TASK TO COMPLETE:
Go through the entries below and count the lines holding the word "icon". Reply with only the number, please.
*** Opening RECORDED DATA ***
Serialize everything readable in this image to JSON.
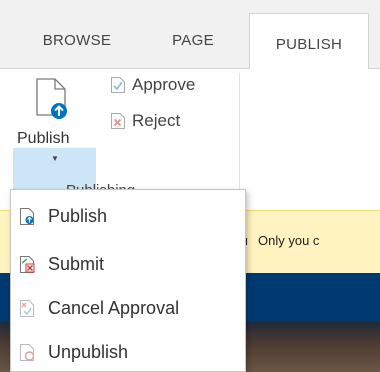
{
  "tabs": {
    "browse": "BROWSE",
    "page": "PAGE",
    "publish": "PUBLISH"
  },
  "ribbon": {
    "publish_label": "Publish",
    "approve_label": "Approve",
    "reject_label": "Reject",
    "group_label": "Publishing"
  },
  "menu": {
    "items": [
      {
        "label": "Publish",
        "icon": "publish-page-icon"
      },
      {
        "label": "Submit",
        "icon": "submit-page-icon"
      },
      {
        "label": "Cancel Approval",
        "icon": "cancel-approval-icon"
      },
      {
        "label": "Unpublish",
        "icon": "unpublish-page-icon"
      }
    ]
  },
  "status": {
    "bold_text": "ou",
    "message": "Only you c"
  },
  "colors": {
    "accent_blue": "#0072c6",
    "dropdown_highlight": "#cde6f7",
    "status_bg": "#fff3bf",
    "suite_bar": "#003a70"
  }
}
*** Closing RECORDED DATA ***
SOLUTION:
4